▸ Directions
In the listing below, find every line with the string "JSON" and pull it out.

▸ Supplied data
--------------------------------
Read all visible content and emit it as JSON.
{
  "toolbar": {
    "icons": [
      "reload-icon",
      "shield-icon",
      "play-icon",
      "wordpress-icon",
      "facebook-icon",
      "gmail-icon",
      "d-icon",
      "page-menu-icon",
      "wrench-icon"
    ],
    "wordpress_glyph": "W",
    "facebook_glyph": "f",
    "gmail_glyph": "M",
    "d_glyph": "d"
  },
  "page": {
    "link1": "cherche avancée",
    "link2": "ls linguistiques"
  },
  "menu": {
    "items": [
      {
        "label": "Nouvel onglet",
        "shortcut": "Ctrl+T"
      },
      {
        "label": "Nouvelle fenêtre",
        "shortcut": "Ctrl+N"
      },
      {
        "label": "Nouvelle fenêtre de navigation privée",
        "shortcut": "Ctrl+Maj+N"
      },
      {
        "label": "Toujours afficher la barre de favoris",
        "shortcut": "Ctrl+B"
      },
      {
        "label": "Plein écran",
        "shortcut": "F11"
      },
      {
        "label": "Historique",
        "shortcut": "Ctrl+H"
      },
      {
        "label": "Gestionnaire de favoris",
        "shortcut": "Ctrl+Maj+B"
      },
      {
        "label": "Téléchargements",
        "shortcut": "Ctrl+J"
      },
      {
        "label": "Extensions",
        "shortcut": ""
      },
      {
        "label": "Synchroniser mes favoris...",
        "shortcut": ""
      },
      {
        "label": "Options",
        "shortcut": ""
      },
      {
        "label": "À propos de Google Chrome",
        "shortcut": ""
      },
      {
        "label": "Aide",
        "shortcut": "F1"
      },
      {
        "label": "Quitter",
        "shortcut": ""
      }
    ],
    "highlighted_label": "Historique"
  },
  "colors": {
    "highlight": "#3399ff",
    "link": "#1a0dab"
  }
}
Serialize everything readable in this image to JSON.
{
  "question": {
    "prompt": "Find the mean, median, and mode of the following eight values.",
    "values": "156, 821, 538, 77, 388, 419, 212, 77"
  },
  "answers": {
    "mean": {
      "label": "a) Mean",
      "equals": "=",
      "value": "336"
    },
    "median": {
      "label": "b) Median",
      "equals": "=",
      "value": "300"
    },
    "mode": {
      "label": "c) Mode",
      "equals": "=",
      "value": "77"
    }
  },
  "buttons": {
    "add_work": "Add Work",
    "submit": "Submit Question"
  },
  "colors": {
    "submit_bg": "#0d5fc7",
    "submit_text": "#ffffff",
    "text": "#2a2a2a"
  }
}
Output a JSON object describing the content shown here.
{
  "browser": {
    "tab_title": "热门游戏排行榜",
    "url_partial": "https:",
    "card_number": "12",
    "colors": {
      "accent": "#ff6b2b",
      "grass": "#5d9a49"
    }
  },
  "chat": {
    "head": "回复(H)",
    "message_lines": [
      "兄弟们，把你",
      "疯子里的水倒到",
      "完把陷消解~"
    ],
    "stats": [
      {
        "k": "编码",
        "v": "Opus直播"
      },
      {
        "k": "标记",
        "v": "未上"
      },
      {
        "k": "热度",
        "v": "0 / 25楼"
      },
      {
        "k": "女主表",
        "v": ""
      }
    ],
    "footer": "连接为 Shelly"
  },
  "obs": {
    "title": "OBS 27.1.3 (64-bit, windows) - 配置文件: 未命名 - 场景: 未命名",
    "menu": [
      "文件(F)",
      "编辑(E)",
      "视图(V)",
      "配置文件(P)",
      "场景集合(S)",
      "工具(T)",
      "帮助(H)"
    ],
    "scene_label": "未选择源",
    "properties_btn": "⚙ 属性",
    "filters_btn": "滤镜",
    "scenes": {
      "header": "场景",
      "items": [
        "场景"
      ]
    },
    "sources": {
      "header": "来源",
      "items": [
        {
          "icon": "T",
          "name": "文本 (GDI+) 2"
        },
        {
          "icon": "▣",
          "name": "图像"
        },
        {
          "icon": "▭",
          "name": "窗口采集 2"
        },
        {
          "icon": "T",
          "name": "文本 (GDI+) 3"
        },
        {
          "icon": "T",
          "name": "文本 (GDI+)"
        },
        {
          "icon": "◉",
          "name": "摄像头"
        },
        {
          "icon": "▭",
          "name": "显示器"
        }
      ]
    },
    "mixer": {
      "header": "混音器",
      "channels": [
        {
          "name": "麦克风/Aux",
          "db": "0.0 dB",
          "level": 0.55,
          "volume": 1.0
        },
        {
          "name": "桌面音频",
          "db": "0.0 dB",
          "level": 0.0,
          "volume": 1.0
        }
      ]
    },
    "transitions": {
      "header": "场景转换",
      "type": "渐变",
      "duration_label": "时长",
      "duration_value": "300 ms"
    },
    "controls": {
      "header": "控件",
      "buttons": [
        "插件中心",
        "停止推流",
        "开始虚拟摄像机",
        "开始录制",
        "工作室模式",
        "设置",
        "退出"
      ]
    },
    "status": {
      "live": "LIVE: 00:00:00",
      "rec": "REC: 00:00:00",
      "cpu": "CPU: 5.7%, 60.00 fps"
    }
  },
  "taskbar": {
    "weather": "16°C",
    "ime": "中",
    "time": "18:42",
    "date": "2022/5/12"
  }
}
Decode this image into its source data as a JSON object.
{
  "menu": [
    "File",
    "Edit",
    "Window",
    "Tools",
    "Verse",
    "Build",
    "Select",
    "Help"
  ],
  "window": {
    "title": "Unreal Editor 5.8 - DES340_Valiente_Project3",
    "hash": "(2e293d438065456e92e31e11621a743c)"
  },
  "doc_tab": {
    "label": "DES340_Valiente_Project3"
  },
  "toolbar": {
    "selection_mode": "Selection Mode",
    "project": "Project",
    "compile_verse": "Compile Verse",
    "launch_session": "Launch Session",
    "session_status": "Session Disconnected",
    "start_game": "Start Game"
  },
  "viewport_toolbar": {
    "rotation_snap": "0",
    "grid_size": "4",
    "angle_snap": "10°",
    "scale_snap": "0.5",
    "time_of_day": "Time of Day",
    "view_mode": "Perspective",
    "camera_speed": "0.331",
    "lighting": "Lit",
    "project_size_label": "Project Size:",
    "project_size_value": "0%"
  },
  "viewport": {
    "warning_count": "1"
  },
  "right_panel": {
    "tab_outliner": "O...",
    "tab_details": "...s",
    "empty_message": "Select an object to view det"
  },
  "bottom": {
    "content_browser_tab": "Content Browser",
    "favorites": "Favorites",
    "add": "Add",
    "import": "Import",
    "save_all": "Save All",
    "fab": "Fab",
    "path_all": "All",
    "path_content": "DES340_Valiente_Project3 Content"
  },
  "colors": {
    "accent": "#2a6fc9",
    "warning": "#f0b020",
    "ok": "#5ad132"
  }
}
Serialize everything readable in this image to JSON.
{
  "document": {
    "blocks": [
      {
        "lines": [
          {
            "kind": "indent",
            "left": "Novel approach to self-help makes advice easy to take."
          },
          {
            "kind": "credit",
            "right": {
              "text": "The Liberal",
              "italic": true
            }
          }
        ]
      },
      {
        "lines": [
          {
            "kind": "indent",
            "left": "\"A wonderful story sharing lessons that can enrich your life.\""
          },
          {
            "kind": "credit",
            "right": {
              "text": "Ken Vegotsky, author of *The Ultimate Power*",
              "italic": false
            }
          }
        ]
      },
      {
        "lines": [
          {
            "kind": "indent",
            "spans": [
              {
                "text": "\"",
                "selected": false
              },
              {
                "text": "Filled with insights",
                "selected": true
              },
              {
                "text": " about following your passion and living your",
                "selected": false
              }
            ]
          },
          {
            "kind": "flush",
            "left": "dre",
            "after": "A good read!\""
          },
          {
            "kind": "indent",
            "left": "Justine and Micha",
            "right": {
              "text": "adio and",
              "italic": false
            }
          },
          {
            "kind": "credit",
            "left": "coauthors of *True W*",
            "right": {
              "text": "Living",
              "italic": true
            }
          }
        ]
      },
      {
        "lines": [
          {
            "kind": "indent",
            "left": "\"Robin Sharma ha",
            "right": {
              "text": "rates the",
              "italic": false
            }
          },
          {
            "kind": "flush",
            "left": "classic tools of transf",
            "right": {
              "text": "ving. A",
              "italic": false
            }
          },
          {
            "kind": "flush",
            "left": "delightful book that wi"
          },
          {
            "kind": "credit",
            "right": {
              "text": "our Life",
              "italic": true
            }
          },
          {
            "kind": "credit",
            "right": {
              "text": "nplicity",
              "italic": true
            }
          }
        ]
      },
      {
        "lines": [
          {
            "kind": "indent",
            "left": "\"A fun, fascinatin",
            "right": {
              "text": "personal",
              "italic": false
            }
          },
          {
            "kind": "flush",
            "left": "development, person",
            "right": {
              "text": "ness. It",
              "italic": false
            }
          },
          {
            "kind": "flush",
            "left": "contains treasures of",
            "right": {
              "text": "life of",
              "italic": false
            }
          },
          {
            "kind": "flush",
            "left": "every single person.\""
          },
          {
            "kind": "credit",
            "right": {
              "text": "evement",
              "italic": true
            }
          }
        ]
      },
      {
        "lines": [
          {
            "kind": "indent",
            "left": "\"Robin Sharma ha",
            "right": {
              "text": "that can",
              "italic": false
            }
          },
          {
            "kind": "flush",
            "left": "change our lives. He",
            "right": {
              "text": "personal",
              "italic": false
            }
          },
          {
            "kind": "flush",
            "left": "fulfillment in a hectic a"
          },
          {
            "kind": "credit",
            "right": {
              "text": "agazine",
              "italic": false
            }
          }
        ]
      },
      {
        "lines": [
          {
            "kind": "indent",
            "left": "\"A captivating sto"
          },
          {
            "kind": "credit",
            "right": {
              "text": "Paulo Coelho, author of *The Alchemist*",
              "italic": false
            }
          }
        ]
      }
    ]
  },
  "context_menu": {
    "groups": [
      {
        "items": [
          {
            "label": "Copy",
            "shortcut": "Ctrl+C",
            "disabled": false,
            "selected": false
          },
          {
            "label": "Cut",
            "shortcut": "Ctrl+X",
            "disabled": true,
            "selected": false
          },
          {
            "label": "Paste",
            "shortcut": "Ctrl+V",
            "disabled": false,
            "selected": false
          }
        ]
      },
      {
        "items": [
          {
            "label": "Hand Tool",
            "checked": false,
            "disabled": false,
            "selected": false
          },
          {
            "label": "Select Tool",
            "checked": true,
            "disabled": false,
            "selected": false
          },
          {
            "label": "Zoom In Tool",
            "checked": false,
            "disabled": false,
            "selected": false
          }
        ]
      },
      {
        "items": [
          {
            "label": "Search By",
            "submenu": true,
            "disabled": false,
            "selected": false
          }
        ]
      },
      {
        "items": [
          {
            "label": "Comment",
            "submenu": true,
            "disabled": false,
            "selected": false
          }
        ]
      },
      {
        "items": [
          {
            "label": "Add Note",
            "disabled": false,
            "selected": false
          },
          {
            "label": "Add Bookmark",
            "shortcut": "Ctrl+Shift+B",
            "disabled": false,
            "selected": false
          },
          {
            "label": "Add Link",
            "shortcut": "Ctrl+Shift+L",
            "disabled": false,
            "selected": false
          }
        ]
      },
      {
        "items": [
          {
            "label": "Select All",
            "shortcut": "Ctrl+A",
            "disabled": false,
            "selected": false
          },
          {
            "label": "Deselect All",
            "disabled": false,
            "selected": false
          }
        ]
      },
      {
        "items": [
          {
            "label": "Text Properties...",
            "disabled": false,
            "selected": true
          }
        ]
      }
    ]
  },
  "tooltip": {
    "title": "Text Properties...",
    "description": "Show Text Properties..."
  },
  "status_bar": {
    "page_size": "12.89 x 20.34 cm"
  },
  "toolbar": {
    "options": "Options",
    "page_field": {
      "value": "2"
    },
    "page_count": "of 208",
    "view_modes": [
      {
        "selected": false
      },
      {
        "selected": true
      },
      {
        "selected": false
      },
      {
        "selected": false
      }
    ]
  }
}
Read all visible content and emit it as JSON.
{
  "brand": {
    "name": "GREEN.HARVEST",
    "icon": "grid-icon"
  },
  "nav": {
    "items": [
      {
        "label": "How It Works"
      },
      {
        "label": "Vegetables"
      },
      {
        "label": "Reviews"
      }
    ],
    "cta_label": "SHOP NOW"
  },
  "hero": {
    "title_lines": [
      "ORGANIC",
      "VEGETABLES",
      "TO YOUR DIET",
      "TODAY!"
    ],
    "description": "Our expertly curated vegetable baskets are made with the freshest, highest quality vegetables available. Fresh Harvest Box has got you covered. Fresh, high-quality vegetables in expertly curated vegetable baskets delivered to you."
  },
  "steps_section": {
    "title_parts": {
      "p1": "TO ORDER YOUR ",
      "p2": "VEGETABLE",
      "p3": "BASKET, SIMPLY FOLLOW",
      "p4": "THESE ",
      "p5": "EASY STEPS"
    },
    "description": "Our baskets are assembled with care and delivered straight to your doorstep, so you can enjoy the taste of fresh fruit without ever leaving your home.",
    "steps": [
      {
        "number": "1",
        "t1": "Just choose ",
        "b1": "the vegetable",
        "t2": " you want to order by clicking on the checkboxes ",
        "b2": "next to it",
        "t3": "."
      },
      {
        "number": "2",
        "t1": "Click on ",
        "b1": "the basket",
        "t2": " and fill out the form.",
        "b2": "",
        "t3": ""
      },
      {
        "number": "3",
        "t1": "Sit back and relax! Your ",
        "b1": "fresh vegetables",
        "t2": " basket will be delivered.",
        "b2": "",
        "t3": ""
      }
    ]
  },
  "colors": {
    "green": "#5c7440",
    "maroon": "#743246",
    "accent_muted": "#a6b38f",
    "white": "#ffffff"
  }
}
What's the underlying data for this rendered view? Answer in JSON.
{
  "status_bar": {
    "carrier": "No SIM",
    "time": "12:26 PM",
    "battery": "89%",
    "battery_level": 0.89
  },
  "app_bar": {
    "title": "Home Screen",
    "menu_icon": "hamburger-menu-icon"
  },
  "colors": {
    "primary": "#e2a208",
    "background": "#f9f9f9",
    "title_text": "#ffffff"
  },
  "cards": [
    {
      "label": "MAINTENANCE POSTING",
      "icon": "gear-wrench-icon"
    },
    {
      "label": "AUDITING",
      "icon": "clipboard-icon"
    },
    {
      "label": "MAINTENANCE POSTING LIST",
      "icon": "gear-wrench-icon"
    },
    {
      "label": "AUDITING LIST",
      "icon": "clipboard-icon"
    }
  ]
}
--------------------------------
▸ Problem solution
Read all visible content and emit it as JSON.
Serialize everything readable in this image to JSON.
Output a JSON object describing the content shown here.
Decode this image into its source data as a JSON object.
Serialize everything readable in this image to JSON.
Read all visible content and emit it as JSON.
What's the underlying data for this rendered view? Answer in JSON.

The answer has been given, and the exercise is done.